**ACTION ITEM:** The lines to return are those from the line holding "Convert this screenshot" through the last line of the entries below, both included, written exactly and without pictures.

**INFORMATION:**
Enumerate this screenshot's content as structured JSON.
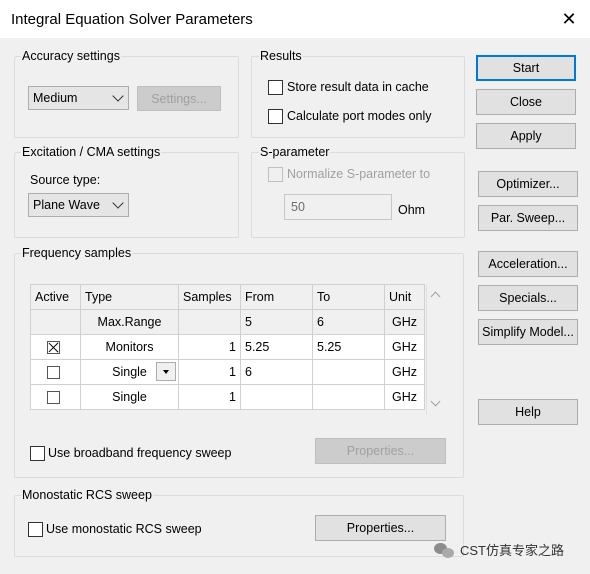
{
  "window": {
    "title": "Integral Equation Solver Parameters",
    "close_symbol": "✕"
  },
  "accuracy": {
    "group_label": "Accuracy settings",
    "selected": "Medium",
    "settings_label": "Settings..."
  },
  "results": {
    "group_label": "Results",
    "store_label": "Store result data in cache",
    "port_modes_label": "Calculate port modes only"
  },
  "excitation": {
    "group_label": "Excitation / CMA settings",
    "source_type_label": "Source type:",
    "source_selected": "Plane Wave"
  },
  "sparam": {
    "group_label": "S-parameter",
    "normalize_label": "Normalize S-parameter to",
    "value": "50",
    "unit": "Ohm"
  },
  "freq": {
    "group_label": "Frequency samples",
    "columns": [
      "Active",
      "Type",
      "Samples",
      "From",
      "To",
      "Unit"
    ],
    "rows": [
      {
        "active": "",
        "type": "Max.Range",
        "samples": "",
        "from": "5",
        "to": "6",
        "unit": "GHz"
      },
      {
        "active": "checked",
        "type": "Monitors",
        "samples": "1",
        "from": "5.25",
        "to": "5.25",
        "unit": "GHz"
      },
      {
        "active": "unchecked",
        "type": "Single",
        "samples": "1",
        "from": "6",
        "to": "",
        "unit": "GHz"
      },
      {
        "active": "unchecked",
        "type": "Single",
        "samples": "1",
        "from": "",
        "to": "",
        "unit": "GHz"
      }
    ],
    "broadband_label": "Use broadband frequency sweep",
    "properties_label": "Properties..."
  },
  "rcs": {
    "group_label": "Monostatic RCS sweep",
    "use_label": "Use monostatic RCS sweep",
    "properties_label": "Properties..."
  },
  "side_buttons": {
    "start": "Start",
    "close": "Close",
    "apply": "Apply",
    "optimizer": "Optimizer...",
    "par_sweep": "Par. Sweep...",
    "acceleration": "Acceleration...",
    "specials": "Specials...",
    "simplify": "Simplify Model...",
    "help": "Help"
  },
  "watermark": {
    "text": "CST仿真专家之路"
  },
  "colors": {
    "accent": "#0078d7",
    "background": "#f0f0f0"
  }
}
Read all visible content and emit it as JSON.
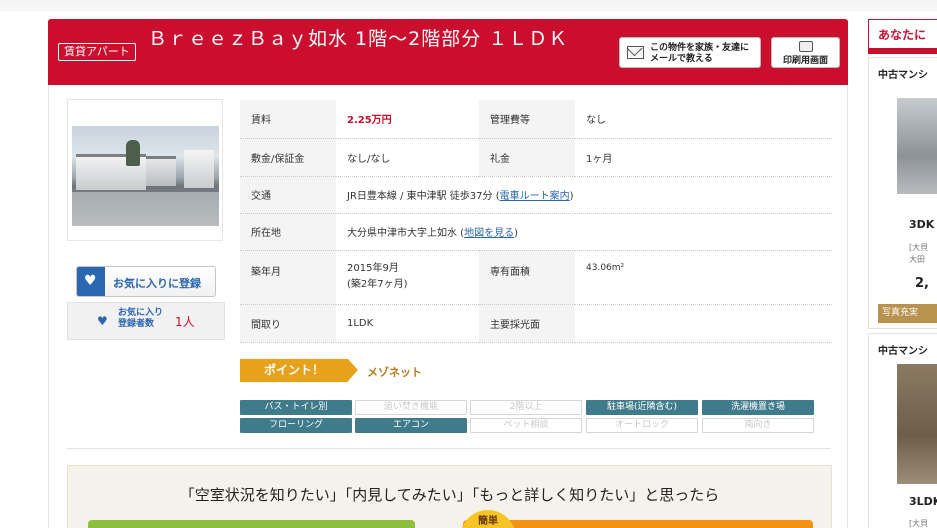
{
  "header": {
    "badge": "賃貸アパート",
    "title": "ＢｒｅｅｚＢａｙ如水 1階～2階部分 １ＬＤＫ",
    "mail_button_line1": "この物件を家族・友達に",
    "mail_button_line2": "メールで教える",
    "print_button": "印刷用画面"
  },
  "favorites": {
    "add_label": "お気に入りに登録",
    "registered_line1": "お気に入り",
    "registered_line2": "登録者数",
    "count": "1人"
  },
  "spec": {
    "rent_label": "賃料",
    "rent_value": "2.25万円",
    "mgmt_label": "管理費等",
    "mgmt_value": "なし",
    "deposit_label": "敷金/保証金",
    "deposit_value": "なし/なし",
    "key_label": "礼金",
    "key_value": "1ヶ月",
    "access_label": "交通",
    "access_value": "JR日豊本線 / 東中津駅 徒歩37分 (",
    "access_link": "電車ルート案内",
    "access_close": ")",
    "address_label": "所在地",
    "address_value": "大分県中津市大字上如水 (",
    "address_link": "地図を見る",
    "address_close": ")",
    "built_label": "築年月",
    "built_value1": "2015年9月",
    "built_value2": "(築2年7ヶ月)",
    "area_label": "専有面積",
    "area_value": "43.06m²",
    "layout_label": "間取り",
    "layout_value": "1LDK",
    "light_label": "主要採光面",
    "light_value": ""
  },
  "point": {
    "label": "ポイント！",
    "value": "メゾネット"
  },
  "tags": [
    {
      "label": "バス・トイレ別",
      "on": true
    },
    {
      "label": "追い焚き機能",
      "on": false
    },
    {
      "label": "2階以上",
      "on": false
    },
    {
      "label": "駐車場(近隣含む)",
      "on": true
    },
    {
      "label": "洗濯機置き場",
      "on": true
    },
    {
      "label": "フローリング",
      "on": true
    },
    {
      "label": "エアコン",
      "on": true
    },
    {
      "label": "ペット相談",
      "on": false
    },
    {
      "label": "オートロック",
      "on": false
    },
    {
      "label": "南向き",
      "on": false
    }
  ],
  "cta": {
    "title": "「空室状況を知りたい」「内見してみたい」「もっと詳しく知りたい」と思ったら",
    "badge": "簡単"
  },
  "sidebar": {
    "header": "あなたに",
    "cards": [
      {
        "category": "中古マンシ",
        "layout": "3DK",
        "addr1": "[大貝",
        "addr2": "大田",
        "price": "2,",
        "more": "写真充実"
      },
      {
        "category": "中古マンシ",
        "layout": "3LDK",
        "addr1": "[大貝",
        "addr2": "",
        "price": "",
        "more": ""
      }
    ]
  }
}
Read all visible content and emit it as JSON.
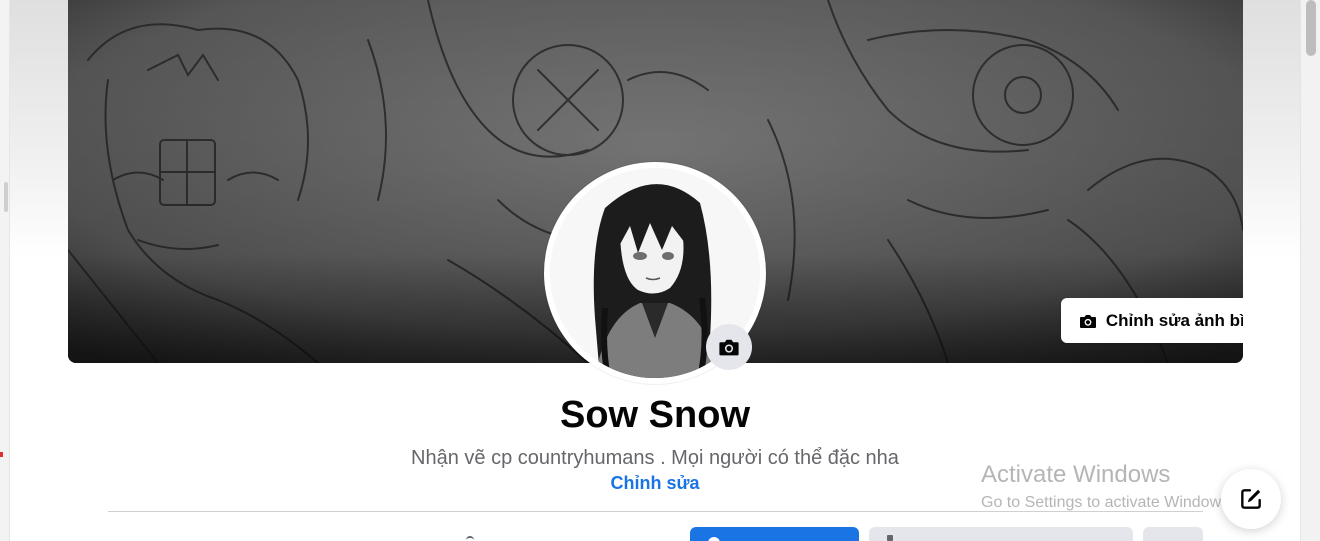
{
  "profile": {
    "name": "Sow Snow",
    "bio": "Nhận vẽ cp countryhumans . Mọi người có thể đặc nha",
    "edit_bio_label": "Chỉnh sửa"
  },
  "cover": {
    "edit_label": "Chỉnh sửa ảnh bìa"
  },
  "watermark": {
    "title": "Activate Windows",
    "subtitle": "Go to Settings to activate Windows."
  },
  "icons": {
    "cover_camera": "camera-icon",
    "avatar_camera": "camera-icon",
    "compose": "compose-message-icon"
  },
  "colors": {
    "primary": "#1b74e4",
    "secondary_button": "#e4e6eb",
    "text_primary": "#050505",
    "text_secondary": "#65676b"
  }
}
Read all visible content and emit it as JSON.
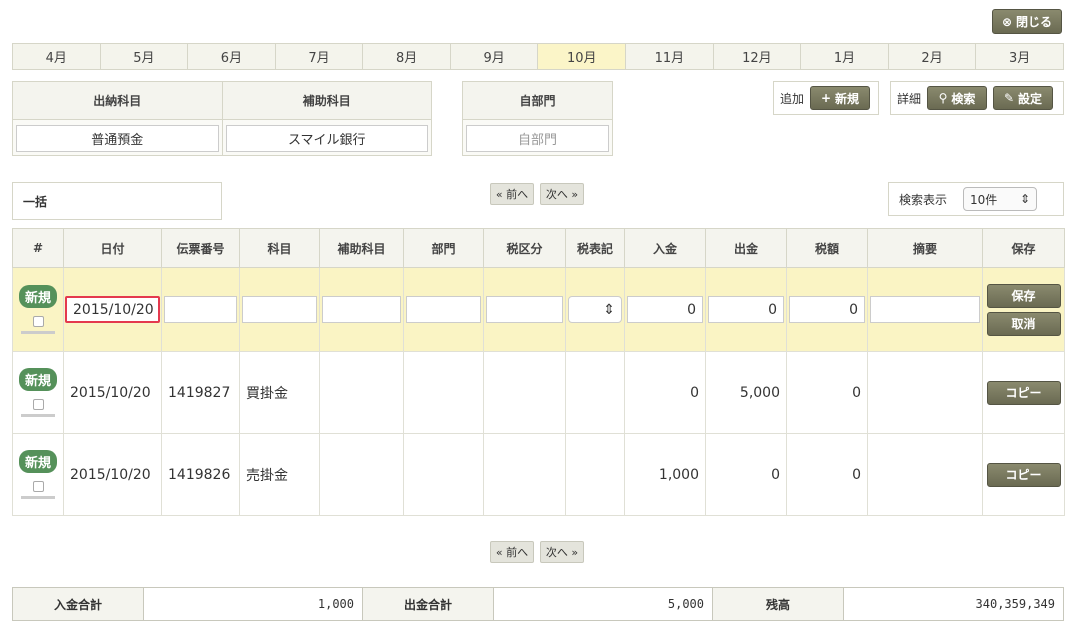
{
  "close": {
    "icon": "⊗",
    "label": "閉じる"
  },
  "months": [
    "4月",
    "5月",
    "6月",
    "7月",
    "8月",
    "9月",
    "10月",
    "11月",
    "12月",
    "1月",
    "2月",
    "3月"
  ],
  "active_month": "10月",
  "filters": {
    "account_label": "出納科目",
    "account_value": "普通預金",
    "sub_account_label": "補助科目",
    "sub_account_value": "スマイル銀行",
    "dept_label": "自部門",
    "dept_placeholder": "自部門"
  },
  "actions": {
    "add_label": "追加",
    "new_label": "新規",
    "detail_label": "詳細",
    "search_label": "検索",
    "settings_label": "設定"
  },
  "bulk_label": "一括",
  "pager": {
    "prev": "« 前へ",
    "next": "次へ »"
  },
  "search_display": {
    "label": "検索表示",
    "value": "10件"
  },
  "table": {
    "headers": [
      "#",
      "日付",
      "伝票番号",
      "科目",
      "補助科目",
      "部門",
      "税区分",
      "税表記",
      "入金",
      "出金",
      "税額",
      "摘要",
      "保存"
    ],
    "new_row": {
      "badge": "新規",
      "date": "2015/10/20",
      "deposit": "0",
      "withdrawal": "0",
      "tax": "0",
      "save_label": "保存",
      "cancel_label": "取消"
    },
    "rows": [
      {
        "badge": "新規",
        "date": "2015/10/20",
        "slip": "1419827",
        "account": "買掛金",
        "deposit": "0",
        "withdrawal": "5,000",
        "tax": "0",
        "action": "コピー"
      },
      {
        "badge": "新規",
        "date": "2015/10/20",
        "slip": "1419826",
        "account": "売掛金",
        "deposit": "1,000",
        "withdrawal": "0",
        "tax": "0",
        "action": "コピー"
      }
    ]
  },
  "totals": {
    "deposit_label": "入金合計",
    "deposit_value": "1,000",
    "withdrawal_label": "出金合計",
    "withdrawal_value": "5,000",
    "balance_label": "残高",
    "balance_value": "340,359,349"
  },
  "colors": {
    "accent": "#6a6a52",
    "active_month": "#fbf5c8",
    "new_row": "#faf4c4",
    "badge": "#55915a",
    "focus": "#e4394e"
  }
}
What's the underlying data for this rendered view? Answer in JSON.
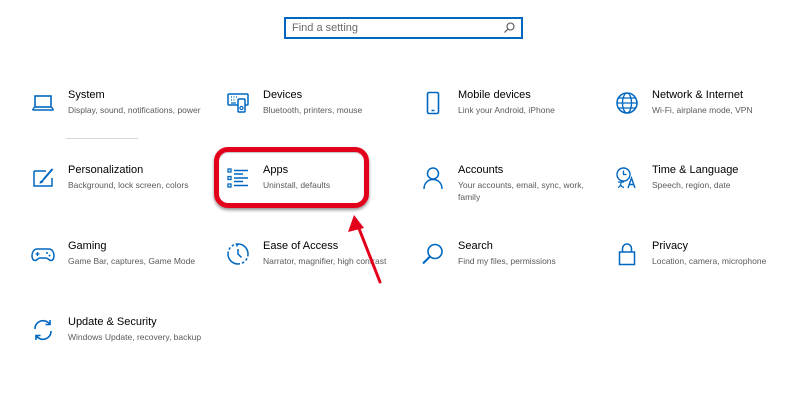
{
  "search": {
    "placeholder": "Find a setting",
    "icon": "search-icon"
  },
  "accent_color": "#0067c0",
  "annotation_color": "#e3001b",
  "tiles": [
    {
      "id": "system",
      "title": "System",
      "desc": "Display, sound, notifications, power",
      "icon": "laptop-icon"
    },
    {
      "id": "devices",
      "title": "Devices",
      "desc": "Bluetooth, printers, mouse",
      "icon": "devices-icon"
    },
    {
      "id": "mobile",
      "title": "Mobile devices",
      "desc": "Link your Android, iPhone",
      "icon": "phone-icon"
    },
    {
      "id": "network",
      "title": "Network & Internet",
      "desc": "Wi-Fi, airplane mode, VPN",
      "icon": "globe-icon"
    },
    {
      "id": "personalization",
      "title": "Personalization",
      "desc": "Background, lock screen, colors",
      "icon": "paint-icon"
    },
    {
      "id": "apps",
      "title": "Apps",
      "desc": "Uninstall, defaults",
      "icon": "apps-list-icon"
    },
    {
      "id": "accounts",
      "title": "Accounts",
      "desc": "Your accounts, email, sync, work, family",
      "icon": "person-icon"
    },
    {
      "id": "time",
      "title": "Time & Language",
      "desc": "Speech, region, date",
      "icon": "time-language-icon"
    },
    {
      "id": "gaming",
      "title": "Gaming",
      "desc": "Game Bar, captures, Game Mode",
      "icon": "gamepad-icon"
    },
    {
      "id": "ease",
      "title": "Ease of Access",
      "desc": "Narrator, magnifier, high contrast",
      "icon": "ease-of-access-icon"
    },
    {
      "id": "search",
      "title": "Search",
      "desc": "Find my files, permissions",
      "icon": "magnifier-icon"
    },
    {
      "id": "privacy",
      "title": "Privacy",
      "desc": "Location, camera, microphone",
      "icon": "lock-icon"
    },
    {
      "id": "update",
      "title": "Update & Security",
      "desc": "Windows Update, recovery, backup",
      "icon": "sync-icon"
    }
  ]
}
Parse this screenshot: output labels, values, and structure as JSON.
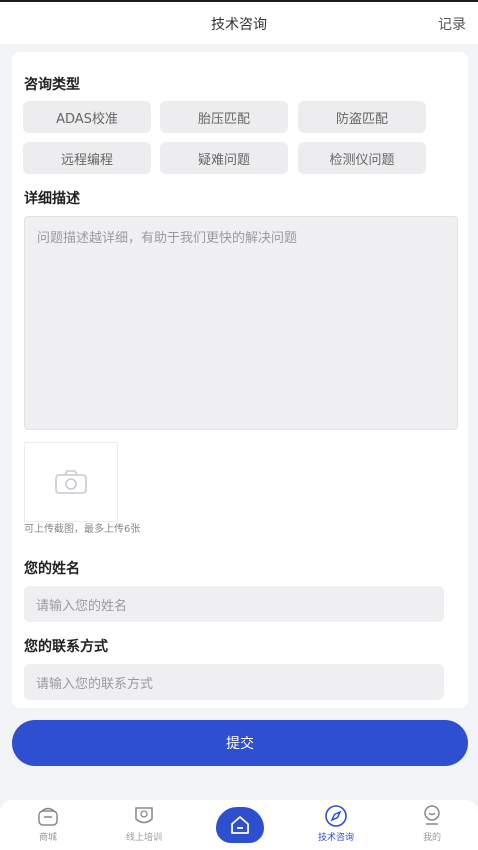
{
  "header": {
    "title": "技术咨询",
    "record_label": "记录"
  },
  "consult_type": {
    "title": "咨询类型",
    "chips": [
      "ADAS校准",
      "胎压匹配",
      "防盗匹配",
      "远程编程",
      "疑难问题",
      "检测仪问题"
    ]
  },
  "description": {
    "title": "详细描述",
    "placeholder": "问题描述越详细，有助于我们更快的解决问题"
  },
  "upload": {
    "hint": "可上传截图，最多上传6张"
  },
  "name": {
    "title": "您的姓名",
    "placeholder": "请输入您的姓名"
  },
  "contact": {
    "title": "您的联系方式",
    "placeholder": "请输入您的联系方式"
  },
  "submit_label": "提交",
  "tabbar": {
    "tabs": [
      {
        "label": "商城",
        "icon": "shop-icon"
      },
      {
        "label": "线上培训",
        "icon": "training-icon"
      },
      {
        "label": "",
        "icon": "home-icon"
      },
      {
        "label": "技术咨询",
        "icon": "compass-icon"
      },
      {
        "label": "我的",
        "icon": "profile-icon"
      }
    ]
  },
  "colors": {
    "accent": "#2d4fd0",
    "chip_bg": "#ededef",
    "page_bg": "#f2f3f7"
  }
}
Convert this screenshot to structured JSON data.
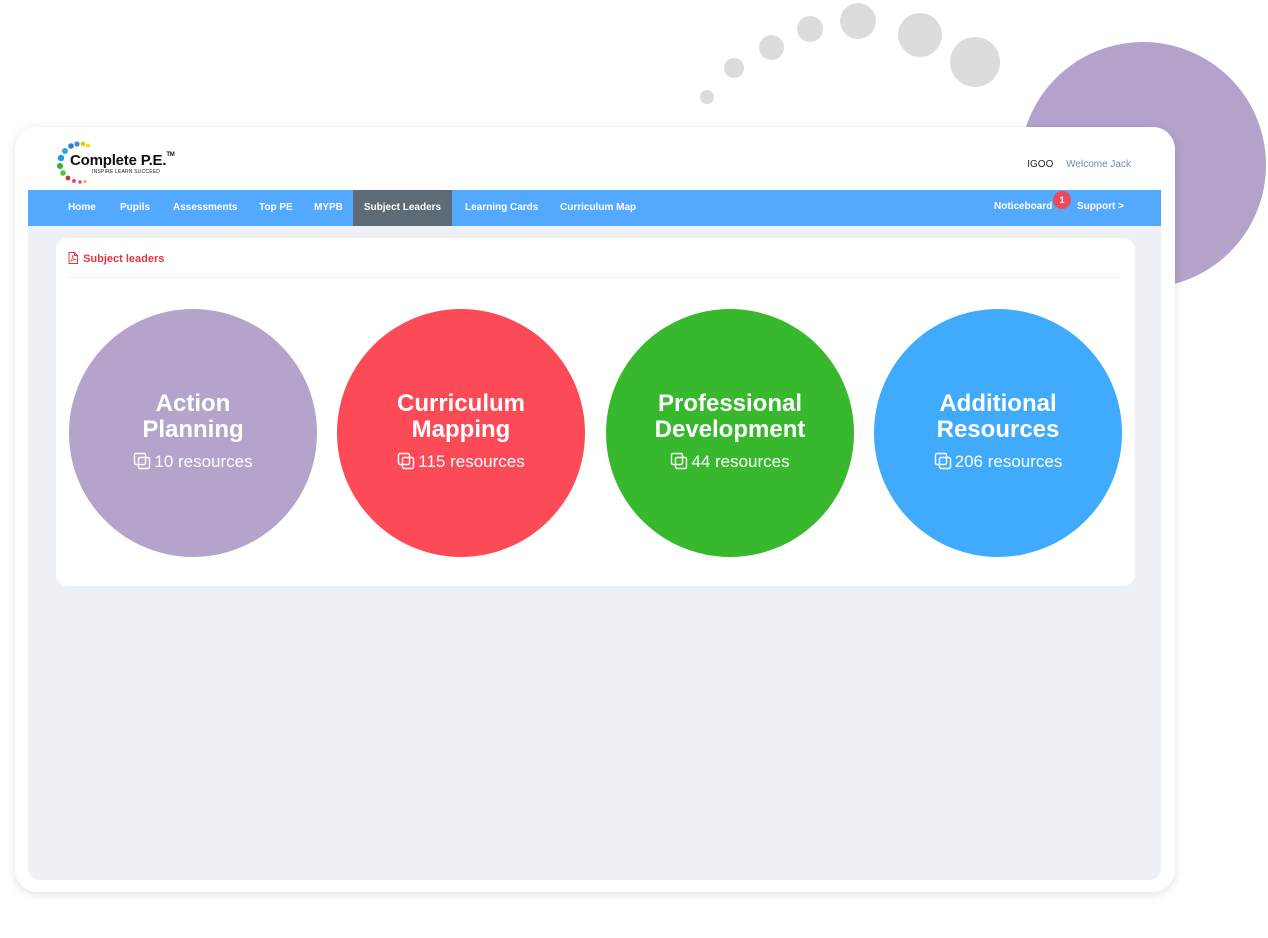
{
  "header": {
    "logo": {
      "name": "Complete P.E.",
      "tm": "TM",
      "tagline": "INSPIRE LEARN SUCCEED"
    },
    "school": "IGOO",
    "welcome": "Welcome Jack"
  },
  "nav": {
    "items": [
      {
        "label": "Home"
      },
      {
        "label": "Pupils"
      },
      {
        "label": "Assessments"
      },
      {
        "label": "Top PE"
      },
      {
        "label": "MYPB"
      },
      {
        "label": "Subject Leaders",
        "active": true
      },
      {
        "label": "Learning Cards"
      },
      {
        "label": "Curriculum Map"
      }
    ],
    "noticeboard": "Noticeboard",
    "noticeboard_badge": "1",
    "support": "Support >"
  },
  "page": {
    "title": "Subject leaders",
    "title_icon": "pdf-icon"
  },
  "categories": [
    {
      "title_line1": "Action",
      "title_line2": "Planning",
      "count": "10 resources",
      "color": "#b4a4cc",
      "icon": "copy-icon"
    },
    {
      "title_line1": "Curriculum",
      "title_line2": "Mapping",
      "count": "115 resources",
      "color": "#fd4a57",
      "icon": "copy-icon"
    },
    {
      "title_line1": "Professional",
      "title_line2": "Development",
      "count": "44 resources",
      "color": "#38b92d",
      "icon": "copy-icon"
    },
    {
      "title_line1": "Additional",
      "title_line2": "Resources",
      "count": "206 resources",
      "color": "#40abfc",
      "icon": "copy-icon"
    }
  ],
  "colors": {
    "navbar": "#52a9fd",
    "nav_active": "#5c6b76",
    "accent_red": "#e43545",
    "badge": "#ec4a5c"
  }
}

**EXPECTED ANSWER:**
Convert this screenshot to structured JSON data.
{
  "header": {
    "logo": {
      "name": "Complete P.E.",
      "tm": "TM",
      "tagline": "INSPIRE LEARN SUCCEED"
    },
    "school": "IGOO",
    "welcome": "Welcome Jack"
  },
  "nav": {
    "items": [
      {
        "label": "Home"
      },
      {
        "label": "Pupils"
      },
      {
        "label": "Assessments"
      },
      {
        "label": "Top PE"
      },
      {
        "label": "MYPB"
      },
      {
        "label": "Subject Leaders",
        "active": true
      },
      {
        "label": "Learning Cards"
      },
      {
        "label": "Curriculum Map"
      }
    ],
    "noticeboard": "Noticeboard",
    "noticeboard_badge": "1",
    "support": "Support >"
  },
  "page": {
    "title": "Subject leaders",
    "title_icon": "pdf-icon"
  },
  "categories": [
    {
      "title_line1": "Action",
      "title_line2": "Planning",
      "count": "10 resources",
      "color": "#b4a4cc",
      "icon": "copy-icon"
    },
    {
      "title_line1": "Curriculum",
      "title_line2": "Mapping",
      "count": "115 resources",
      "color": "#fd4a57",
      "icon": "copy-icon"
    },
    {
      "title_line1": "Professional",
      "title_line2": "Development",
      "count": "44 resources",
      "color": "#38b92d",
      "icon": "copy-icon"
    },
    {
      "title_line1": "Additional",
      "title_line2": "Resources",
      "count": "206 resources",
      "color": "#40abfc",
      "icon": "copy-icon"
    }
  ],
  "colors": {
    "navbar": "#52a9fd",
    "nav_active": "#5c6b76",
    "accent_red": "#e43545",
    "badge": "#ec4a5c"
  }
}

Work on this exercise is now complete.